PROBLEM TO SOLVE: Tally every line of the entries that contains the string "upscalehype", then reply with only that number.

---------- DATA TO PROCESS

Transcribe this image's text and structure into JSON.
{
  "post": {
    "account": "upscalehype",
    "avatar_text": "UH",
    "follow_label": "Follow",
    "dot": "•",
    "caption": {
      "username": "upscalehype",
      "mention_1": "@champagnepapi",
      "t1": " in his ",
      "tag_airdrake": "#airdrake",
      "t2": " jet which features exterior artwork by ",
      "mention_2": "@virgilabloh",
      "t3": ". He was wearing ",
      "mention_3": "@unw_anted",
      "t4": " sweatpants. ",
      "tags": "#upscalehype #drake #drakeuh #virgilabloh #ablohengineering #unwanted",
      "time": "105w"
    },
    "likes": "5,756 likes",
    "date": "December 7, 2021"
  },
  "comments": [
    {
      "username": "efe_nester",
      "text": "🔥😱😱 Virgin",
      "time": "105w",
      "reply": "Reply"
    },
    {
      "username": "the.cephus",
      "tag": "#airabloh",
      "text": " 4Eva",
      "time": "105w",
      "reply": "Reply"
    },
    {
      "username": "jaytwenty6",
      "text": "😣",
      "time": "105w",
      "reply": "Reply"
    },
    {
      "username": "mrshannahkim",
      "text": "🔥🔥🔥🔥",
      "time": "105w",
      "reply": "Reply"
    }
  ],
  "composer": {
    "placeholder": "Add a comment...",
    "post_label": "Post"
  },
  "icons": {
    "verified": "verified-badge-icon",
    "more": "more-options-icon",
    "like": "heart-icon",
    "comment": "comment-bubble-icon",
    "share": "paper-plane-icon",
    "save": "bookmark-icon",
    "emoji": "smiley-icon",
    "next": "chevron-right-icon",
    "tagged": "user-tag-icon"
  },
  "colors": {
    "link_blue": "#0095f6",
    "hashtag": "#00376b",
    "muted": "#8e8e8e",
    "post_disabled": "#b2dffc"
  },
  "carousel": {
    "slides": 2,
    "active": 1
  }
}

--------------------

ANSWER BELOW: 3